HOW ARE UMBILICAL CATHETERS PLACED?
There are normally two umbilical arteries and one umbilical vein in the umbilical cord. After the umbilical cord is cut off, your health care provider can find these blood vessels. The catheters are placed into the blood vessel, and an x-ray is taken to determine the final position. Once the catheters are in the right position, they are held in place with silk thread. Sometimes, the catheters are taped to the baby's belly area.
WHAT ARE THE RISKS OF UMBILICAL CATHETERS?
Interruption of the blood flow to an organ (intestines, kidney, liver) or limb (leg or rear end)
Blood clot along the catheter
Blood flow and blood clot problems can be life threatening and require removal of the UAC. The NICU nurses carefully monitor your baby for these possible problems.
- Last reviewed on 11/7/2011
- Neil K. Kaneshiro, MD, MHA, Clinical Assistant Professor of Pediatrics, University of Washington School of Medicine.
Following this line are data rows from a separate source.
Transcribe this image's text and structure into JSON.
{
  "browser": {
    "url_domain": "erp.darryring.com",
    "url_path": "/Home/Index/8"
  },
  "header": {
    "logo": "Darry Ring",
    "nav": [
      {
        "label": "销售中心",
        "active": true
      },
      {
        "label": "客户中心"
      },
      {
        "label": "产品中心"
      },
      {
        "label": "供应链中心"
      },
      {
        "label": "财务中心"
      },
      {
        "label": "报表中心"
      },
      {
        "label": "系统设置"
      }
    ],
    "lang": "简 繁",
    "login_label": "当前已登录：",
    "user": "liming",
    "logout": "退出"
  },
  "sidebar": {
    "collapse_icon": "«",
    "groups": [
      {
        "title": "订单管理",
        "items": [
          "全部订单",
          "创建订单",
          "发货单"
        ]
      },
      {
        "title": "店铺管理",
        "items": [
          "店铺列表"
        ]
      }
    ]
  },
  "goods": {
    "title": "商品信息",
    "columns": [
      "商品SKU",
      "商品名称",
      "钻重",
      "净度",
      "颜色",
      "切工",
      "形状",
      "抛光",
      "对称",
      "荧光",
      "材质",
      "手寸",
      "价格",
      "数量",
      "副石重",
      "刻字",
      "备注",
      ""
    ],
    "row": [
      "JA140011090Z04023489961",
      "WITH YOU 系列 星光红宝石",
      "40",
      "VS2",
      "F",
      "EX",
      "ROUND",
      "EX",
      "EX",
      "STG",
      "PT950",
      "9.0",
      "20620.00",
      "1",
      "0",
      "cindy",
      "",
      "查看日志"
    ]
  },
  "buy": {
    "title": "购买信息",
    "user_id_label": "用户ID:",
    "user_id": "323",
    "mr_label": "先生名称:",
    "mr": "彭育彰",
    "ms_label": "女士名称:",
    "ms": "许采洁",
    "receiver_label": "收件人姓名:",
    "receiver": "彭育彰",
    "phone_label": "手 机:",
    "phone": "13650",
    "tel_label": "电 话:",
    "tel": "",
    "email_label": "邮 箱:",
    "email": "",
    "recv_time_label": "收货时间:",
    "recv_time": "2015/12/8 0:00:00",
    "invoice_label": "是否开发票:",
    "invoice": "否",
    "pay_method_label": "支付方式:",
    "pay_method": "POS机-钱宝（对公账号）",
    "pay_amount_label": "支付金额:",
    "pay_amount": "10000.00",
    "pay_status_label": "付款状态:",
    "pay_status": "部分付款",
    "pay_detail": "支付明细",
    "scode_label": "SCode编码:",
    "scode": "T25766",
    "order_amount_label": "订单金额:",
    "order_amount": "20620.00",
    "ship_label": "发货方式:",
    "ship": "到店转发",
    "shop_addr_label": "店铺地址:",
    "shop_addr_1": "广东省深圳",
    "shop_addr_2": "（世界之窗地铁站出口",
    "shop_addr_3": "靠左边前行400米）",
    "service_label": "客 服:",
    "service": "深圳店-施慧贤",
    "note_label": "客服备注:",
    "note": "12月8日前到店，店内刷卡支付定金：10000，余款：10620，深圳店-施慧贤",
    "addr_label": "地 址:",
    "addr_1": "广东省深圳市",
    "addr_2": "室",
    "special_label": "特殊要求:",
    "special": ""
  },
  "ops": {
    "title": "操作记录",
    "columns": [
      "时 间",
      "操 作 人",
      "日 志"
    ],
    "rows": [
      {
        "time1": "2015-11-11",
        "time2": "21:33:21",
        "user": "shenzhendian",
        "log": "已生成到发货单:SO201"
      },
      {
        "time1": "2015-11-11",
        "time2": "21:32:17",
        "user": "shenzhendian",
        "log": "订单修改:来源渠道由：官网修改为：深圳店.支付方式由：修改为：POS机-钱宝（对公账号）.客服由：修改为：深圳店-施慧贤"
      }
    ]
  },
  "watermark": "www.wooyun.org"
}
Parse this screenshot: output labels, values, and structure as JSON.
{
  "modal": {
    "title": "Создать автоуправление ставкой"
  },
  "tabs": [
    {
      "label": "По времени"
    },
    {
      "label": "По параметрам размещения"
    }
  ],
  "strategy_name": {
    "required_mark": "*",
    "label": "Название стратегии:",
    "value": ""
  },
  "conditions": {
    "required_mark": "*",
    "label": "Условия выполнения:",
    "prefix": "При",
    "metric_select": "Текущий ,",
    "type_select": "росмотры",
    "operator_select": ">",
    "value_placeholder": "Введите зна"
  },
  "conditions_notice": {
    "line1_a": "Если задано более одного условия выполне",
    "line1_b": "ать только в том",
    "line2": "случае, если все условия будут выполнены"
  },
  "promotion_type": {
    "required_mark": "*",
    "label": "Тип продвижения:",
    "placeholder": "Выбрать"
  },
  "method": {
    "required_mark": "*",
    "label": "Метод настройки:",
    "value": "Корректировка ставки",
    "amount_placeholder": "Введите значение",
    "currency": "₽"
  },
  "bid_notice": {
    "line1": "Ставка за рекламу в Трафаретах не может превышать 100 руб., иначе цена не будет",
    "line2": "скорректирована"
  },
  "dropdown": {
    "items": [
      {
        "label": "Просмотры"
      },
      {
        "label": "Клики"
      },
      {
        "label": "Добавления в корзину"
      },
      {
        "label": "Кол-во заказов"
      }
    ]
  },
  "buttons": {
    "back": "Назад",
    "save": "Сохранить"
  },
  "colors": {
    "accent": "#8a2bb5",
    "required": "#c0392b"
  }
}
Also reviewed by David Zieve, MD, MHA, Medical Director, A.D.A.M., Inc.
The information provided herein should not be used during any medical emergency or for the diagnosis or treatment of any medical condition. A licensed medical professional should be consulted for diagnosis and treatment of any and all medical conditions. Call 911 for all medical emergencies. Links to other sites are provided for information only -- they do not constitute endorsements of those other sites. © 1997- 2013 A.D.A.M., Inc. Any duplication or distribution of the information contained herein is strictly prohibited.